There was another important development in the early 1990s: wind power technology diffused to Germany from neighboring Denmark. This was triggered by an electricity feed-in-law of 1990s, which obliged German electric utilities to buy electricity from small producers at close-to-retail prices. The law, which aimed to benefit a small number of micro-hydro plant owners, unexpectedly led to almost a 100-fold rise in wind installations in Germany. Although still insignificant in terms of electricity, this development created a large and vocal lobby of owners and manufacturers of wind turbines. In the early 2000s, the wind sector provided less than one-tenth of nuclear electricity but had more jobs than in the nuclear sector. In contrast, Japan’s similar policies of buying wind energy from decentralized producers did not result in any considerable growth of wind power, because the Danish technologies prevalent in the early 1990s could not be as easily diffused to Japan.

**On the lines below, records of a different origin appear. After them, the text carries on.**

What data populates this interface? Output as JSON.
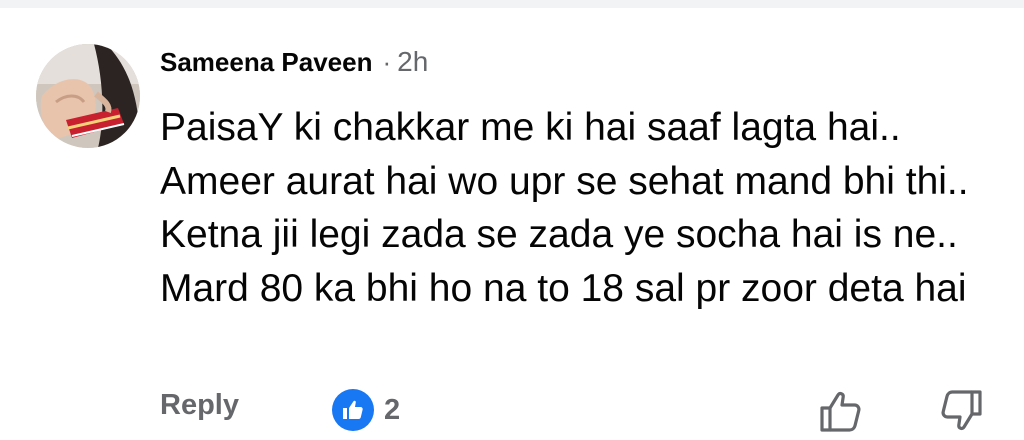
{
  "comment": {
    "author": "Sameena Paveen",
    "separator": "·",
    "time": "2h",
    "text": "PaisaY ki chakkar me ki hai saaf lagta hai.. Ameer aurat hai wo upr se sehat mand bhi thi.. Ketna jii legi zada se zada ye socha hai is ne.. Mard 80 ka bhi ho na to 18 sal pr zoor deta hai",
    "reply_label": "Reply",
    "reaction_count": "2"
  },
  "icons": {
    "reaction": "like-icon",
    "upvote": "thumbs-up-outline-icon",
    "downvote": "thumbs-down-outline-icon"
  },
  "colors": {
    "accent": "#1877f2",
    "text_primary": "#050505",
    "text_secondary": "#65676b"
  }
}
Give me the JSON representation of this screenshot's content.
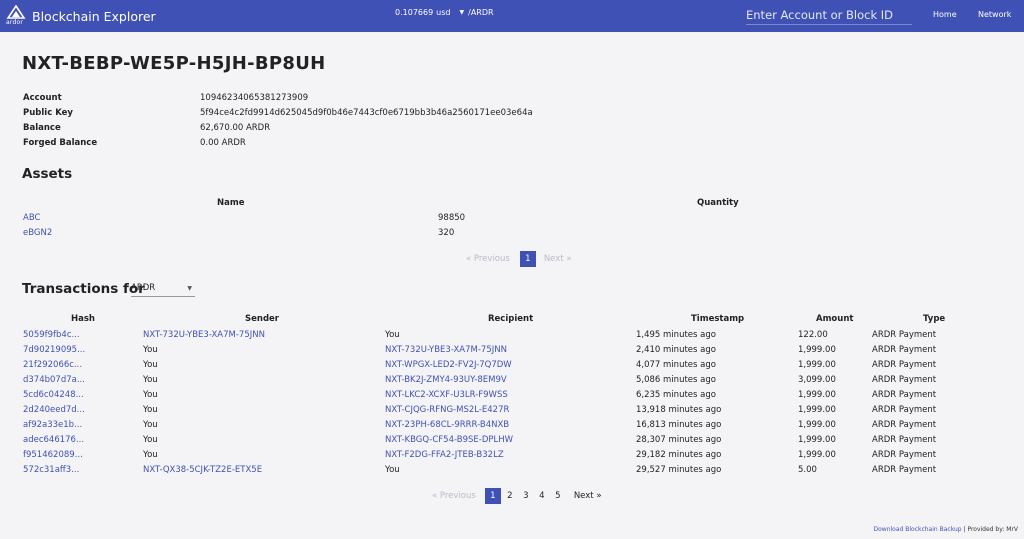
{
  "header": {
    "brand_title": "Blockchain Explorer",
    "logo_text": "ardor",
    "price": "0.107669",
    "currency": "usd",
    "pair": "/ARDR",
    "search_placeholder": "Enter Account or Block ID",
    "nav": {
      "home": "Home",
      "network": "Network"
    },
    "colors": {
      "navbar": "#3f51b5"
    }
  },
  "account": {
    "title": "NXT-BEBP-WE5P-H5JH-BP8UH",
    "rows": [
      {
        "label": "Account",
        "value": "10946234065381273909"
      },
      {
        "label": "Public Key",
        "value": "5f94ce4c2fd9914d625045d9f0b46e7443cf0e6719bb3b46a2560171ee03e64a"
      },
      {
        "label": "Balance",
        "value": "62,670.00 ARDR"
      },
      {
        "label": "Forged Balance",
        "value": "0.00 ARDR"
      }
    ]
  },
  "assets": {
    "heading": "Assets",
    "columns": [
      "Name",
      "Quantity"
    ],
    "rows": [
      {
        "name": "ABC",
        "quantity": "98850"
      },
      {
        "name": "eBGN2",
        "quantity": "320"
      }
    ],
    "pager": {
      "prev": "« Previous",
      "pages": [
        "1"
      ],
      "next": "Next »"
    }
  },
  "transactions": {
    "heading": "Transactions for",
    "chain": "ARDR",
    "columns": [
      "Hash",
      "Sender",
      "Recipient",
      "Timestamp",
      "Amount",
      "Type"
    ],
    "rows": [
      {
        "hash": "5059f9fb4c...",
        "sender": "NXT-732U-YBE3-XA7M-75JNN",
        "recipient": "You",
        "timestamp": "1,495 minutes ago",
        "amount": "122.00",
        "type": "ARDR Payment"
      },
      {
        "hash": "7d90219095...",
        "sender": "You",
        "recipient": "NXT-732U-YBE3-XA7M-75JNN",
        "timestamp": "2,410 minutes ago",
        "amount": "1,999.00",
        "type": "ARDR Payment"
      },
      {
        "hash": "21f292066c...",
        "sender": "You",
        "recipient": "NXT-WPGX-LED2-FV2J-7Q7DW",
        "timestamp": "4,077 minutes ago",
        "amount": "1,999.00",
        "type": "ARDR Payment"
      },
      {
        "hash": "d374b07d7a...",
        "sender": "You",
        "recipient": "NXT-BK2J-ZMY4-93UY-8EM9V",
        "timestamp": "5,086 minutes ago",
        "amount": "3,099.00",
        "type": "ARDR Payment"
      },
      {
        "hash": "5cd6c04248...",
        "sender": "You",
        "recipient": "NXT-LKC2-XCXF-U3LR-F9WSS",
        "timestamp": "6,235 minutes ago",
        "amount": "1,999.00",
        "type": "ARDR Payment"
      },
      {
        "hash": "2d240eed7d...",
        "sender": "You",
        "recipient": "NXT-CJQG-RFNG-MS2L-E427R",
        "timestamp": "13,918 minutes ago",
        "amount": "1,999.00",
        "type": "ARDR Payment"
      },
      {
        "hash": "af92a33e1b...",
        "sender": "You",
        "recipient": "NXT-23PH-68CL-9RRR-B4NXB",
        "timestamp": "16,813 minutes ago",
        "amount": "1,999.00",
        "type": "ARDR Payment"
      },
      {
        "hash": "adec646176...",
        "sender": "You",
        "recipient": "NXT-KBGQ-CF54-B9SE-DPLHW",
        "timestamp": "28,307 minutes ago",
        "amount": "1,999.00",
        "type": "ARDR Payment"
      },
      {
        "hash": "f951462089...",
        "sender": "You",
        "recipient": "NXT-F2DG-FFA2-JTEB-B32LZ",
        "timestamp": "29,182 minutes ago",
        "amount": "1,999.00",
        "type": "ARDR Payment"
      },
      {
        "hash": "572c31aff3...",
        "sender": "NXT-QX38-5CJK-TZ2E-ETX5E",
        "recipient": "You",
        "timestamp": "29,527 minutes ago",
        "amount": "5.00",
        "type": "ARDR Payment"
      }
    ],
    "pager": {
      "prev": "« Previous",
      "pages": [
        "1",
        "2",
        "3",
        "4",
        "5"
      ],
      "next": "Next »"
    }
  },
  "footer": {
    "download": "Download Blockchain Backup",
    "separator": " | Provided by: ",
    "provider": "MrV"
  }
}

By the turn of the century, the electricity sectors in Germany and Japan still looked largely similar, but the political dynamics could not be more different. In Germany, a huge politically-powerful coal sector was represented by Socio-Democratic Party and the so-called ‘red-green’ coalition was formed with the Green party, who represented the rapidly growing wind power sector. The stagnating nuclear industry, however, had not seen new domestic orders or construction for 15 years and large industrial players like Siemens had begun to diversify away from it. All this was in the context of a positive energy security outlook and declining electricity prices. In contrast, in Japan, the nuclear sector had vigorously grown over the last decade and was becoming globally dominant by acquiring significant manufacturing capacities. Nuclear power was the only plausible response to the energy angst and it lacked any credible political opponents: the domestic coal sector in Japan virtually did not exist (Germany had around 70,000 coal mining jobs, Japan – about 1,000) and wind had never taken off.

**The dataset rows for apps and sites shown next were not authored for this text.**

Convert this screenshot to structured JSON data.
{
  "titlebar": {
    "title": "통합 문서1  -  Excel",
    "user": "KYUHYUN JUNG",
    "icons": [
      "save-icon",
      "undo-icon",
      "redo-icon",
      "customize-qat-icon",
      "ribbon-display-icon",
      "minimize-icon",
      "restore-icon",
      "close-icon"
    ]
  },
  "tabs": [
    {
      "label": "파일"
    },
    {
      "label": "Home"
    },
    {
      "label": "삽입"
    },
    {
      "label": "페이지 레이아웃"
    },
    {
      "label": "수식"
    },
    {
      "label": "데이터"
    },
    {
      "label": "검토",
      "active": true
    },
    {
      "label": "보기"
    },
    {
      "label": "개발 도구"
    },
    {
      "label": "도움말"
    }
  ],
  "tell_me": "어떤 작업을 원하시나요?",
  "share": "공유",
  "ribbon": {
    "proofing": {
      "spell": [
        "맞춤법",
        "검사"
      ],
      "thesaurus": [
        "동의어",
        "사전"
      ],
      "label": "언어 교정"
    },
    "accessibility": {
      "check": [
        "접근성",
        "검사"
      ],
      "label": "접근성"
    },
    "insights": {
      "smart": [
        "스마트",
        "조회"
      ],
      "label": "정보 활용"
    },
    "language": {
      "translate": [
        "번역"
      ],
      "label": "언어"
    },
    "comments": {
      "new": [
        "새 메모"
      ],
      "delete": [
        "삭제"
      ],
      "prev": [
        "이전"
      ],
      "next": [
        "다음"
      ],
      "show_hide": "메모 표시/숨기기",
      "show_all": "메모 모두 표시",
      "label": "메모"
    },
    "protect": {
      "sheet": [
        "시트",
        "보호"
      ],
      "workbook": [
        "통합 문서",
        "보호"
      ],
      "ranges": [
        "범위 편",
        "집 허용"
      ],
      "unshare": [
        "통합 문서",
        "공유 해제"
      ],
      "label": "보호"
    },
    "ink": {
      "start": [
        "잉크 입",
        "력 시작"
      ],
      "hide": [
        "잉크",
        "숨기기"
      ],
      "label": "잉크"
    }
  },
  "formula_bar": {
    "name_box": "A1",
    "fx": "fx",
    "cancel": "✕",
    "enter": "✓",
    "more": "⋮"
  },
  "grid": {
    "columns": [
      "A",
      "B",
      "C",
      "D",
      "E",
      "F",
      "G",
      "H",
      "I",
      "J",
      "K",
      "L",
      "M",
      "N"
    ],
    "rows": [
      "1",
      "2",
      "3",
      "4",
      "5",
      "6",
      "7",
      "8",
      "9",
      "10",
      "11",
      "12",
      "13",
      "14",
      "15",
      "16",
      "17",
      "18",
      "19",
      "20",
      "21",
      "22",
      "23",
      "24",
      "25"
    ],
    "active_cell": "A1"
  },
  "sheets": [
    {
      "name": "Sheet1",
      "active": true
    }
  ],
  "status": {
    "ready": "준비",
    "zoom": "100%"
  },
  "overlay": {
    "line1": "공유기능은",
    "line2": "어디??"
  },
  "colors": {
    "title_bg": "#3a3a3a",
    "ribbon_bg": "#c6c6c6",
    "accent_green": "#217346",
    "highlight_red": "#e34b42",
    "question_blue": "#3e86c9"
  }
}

The results of these very different political dynamics were predictably different: the red-green coalition in Germany legislated nuclear phase-out in 2002 and unprecedented financial support for renewables in 2000, while retaining coal subsidies and triggering construction of new coal power plants. Japan continued to support solar energy in which it had been the global leader since the 1970s but it also adopted a plan for constructing many more nuclear reactors designed to substitute imported fuels. Fukushima, rather than highlighting differences actually made the energy trajectories of two countries more similar as both countries began to struggle to replace their aging nuclear capacities with new renewables.

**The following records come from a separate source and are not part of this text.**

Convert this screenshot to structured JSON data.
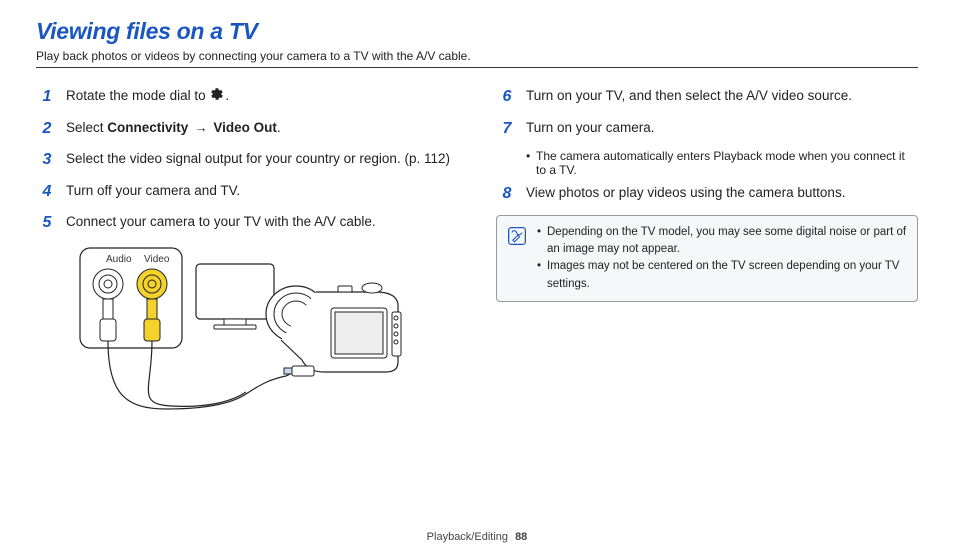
{
  "title": "Viewing files on a TV",
  "subtitle": "Play back photos or videos by connecting your camera to a TV with the A/V cable.",
  "steps_left": [
    {
      "num": "1",
      "prefix": "Rotate the mode dial to ",
      "icon": "gear",
      "suffix": "."
    },
    {
      "num": "2",
      "prefix": "Select ",
      "bold1": "Connectivity",
      "arrow": " → ",
      "bold2": "Video Out",
      "suffix": "."
    },
    {
      "num": "3",
      "text": "Select the video signal output for your country or region. (p. 112)"
    },
    {
      "num": "4",
      "text": "Turn off your camera and TV."
    },
    {
      "num": "5",
      "text": "Connect your camera to your TV with the A/V cable."
    }
  ],
  "steps_right": [
    {
      "num": "6",
      "text": "Turn on your TV, and then select the A/V video source."
    },
    {
      "num": "7",
      "text": "Turn on your camera.",
      "sub": [
        "The camera automatically enters Playback mode when you connect it to a TV."
      ]
    },
    {
      "num": "8",
      "text": "View photos or play videos using the camera buttons."
    }
  ],
  "diagram": {
    "audio_label": "Audio",
    "video_label": "Video"
  },
  "notebox": [
    "Depending on the TV model, you may see some digital noise or part of an image may not appear.",
    "Images may not be centered on the TV screen depending on your TV settings."
  ],
  "footer": {
    "section": "Playback/Editing",
    "page": "88"
  }
}
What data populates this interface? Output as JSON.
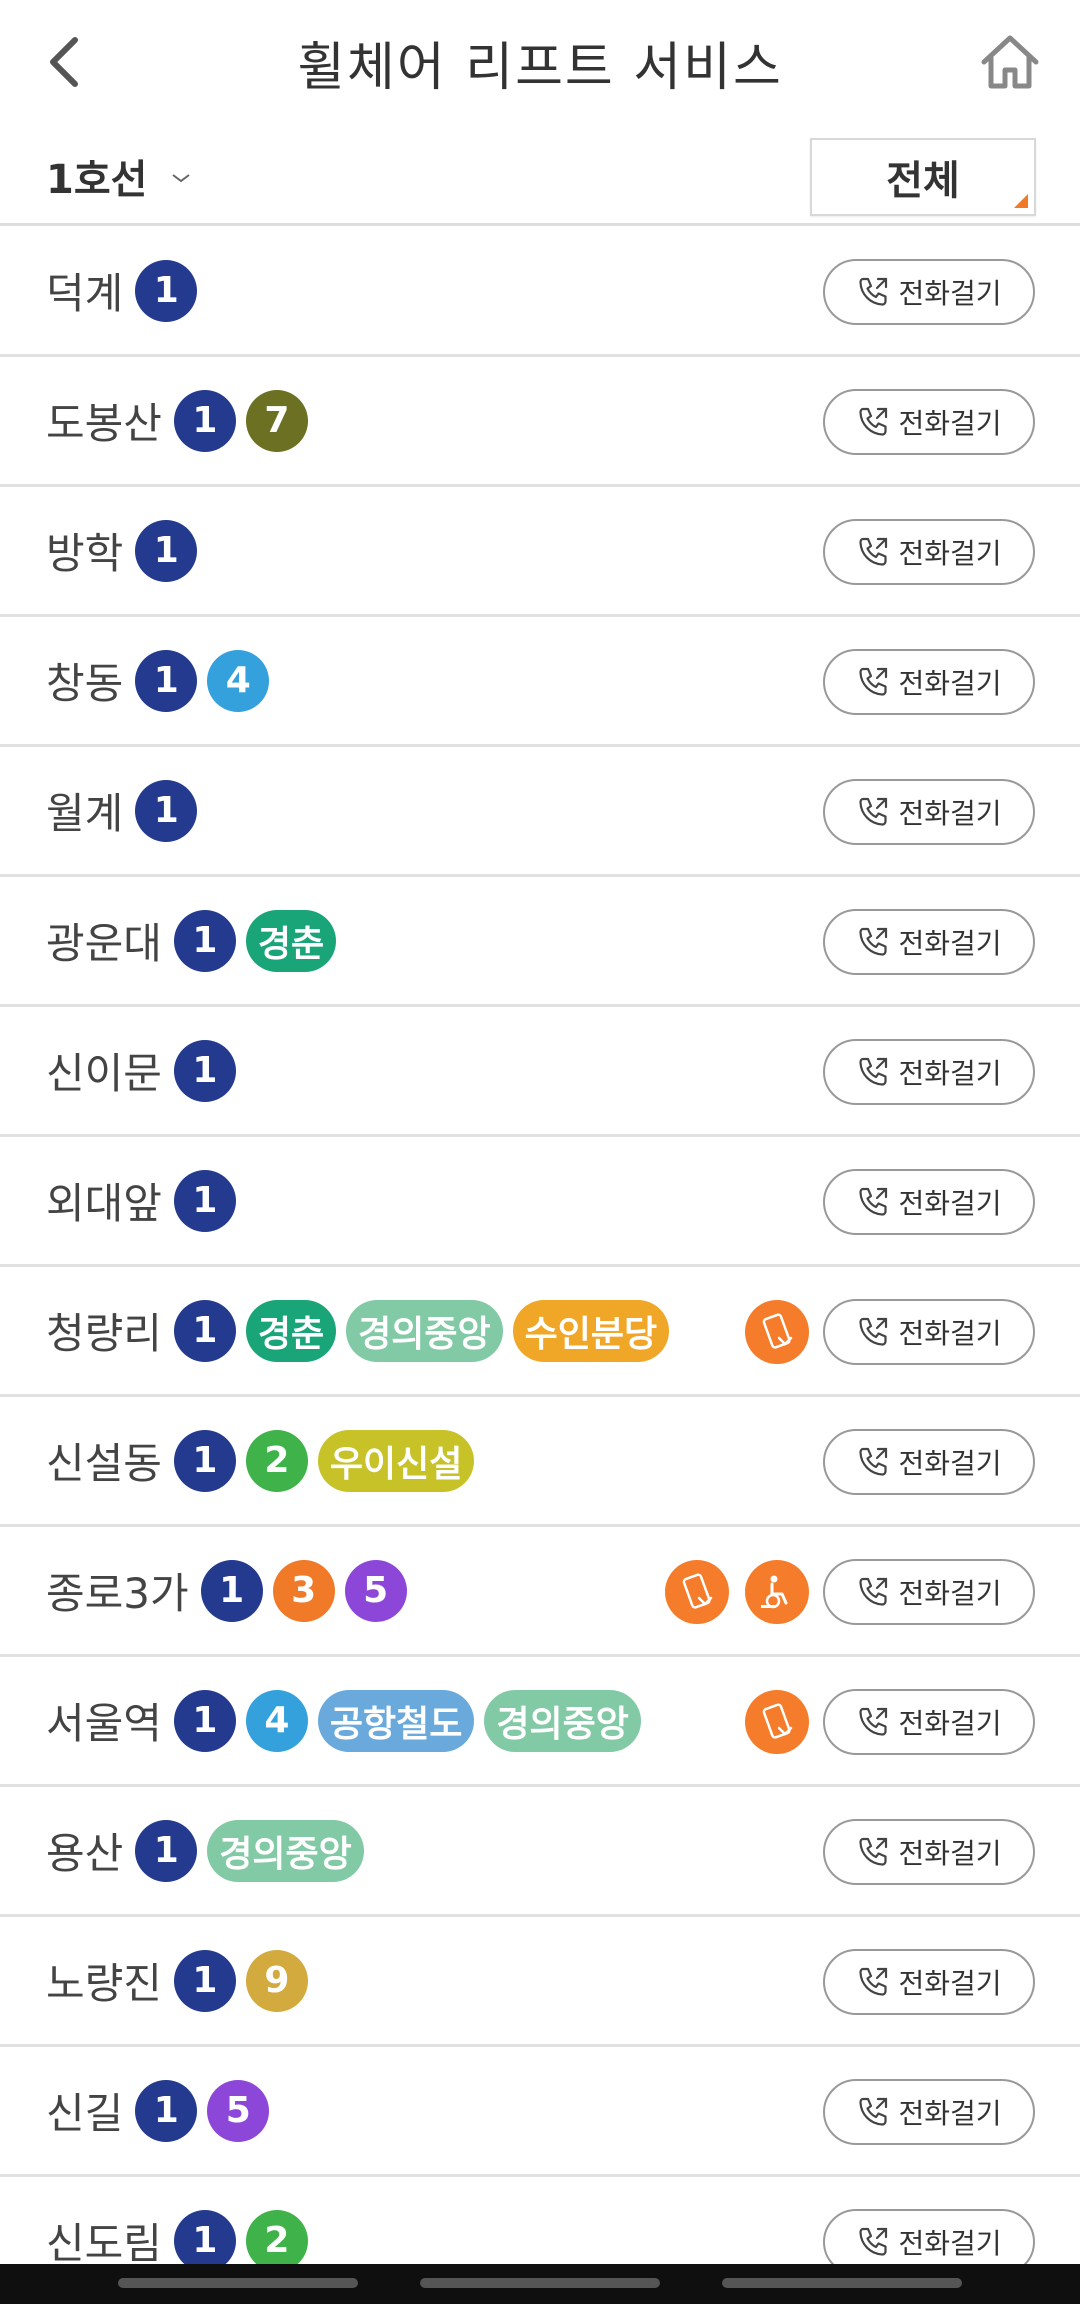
{
  "header": {
    "title": "휠체어 리프트 서비스",
    "back_icon": "chevron-left-icon",
    "home_icon": "home-icon"
  },
  "filter": {
    "line_label": "1호선",
    "all_label": "전체"
  },
  "call_label": "전화걸기",
  "colors": {
    "line1": "#243a8f",
    "line2": "#3fb34a",
    "line3": "#f07a28",
    "line4": "#34a0dc",
    "line5": "#8d47d8",
    "line7": "#6b7022",
    "line9": "#d2aa3e",
    "gyeongchun": "#1aa578",
    "gyeongui": "#82c9a5",
    "suinbundang": "#f0a626",
    "ui_sinseol": "#c6c227",
    "airport": "#69a9dc",
    "accent": "#f47c2b"
  },
  "stations": [
    {
      "name": "덕계",
      "lines": [
        {
          "label": "1",
          "color": "#243a8f"
        }
      ],
      "icons": []
    },
    {
      "name": "도봉산",
      "lines": [
        {
          "label": "1",
          "color": "#243a8f"
        },
        {
          "label": "7",
          "color": "#6b7022"
        }
      ],
      "icons": []
    },
    {
      "name": "방학",
      "lines": [
        {
          "label": "1",
          "color": "#243a8f"
        }
      ],
      "icons": []
    },
    {
      "name": "창동",
      "lines": [
        {
          "label": "1",
          "color": "#243a8f"
        },
        {
          "label": "4",
          "color": "#34a0dc"
        }
      ],
      "icons": []
    },
    {
      "name": "월계",
      "lines": [
        {
          "label": "1",
          "color": "#243a8f"
        }
      ],
      "icons": []
    },
    {
      "name": "광운대",
      "lines": [
        {
          "label": "1",
          "color": "#243a8f"
        },
        {
          "label": "경춘",
          "color": "#1aa578"
        }
      ],
      "icons": []
    },
    {
      "name": "신이문",
      "lines": [
        {
          "label": "1",
          "color": "#243a8f"
        }
      ],
      "icons": []
    },
    {
      "name": "외대앞",
      "lines": [
        {
          "label": "1",
          "color": "#243a8f"
        }
      ],
      "icons": []
    },
    {
      "name": "청량리",
      "lines": [
        {
          "label": "1",
          "color": "#243a8f"
        },
        {
          "label": "경춘",
          "color": "#1aa578"
        },
        {
          "label": "경의중앙",
          "color": "#82c9a5"
        },
        {
          "label": "수인분당",
          "color": "#f0a626"
        }
      ],
      "icons": [
        "phone-touch-icon"
      ]
    },
    {
      "name": "신설동",
      "lines": [
        {
          "label": "1",
          "color": "#243a8f"
        },
        {
          "label": "2",
          "color": "#3fb34a"
        },
        {
          "label": "우이신설",
          "color": "#c6c227"
        }
      ],
      "icons": []
    },
    {
      "name": "종로3가",
      "lines": [
        {
          "label": "1",
          "color": "#243a8f"
        },
        {
          "label": "3",
          "color": "#f07a28"
        },
        {
          "label": "5",
          "color": "#8d47d8"
        }
      ],
      "icons": [
        "phone-touch-icon",
        "wheelchair-lift-icon"
      ]
    },
    {
      "name": "서울역",
      "lines": [
        {
          "label": "1",
          "color": "#243a8f"
        },
        {
          "label": "4",
          "color": "#34a0dc"
        },
        {
          "label": "공항철도",
          "color": "#69a9dc"
        },
        {
          "label": "경의중앙",
          "color": "#82c9a5"
        }
      ],
      "icons": [
        "phone-touch-icon"
      ]
    },
    {
      "name": "용산",
      "lines": [
        {
          "label": "1",
          "color": "#243a8f"
        },
        {
          "label": "경의중앙",
          "color": "#82c9a5"
        }
      ],
      "icons": []
    },
    {
      "name": "노량진",
      "lines": [
        {
          "label": "1",
          "color": "#243a8f"
        },
        {
          "label": "9",
          "color": "#d2aa3e"
        }
      ],
      "icons": []
    },
    {
      "name": "신길",
      "lines": [
        {
          "label": "1",
          "color": "#243a8f"
        },
        {
          "label": "5",
          "color": "#8d47d8"
        }
      ],
      "icons": []
    },
    {
      "name": "신도림",
      "lines": [
        {
          "label": "1",
          "color": "#243a8f"
        },
        {
          "label": "2",
          "color": "#3fb34a"
        }
      ],
      "icons": []
    }
  ]
}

How does this story relate to wider questions such as: why are some countries more successful in deploying renewables than others? The answer is not in ‘stronger political will’ and in the strength of climate change concerns, but in economy, geography, and the structure of energy systems. Political wins for renewables and the climate can also be the result of dubious political compromises such as the alliance with the coal lobby in Germany, which led to the rapid growth of renewables and demise of nuclear power. It may be particularly difficult for countries with fossil fuel resources to implement renewable energy policies if they lead to the contraction of domestic coal, gas or oil industries.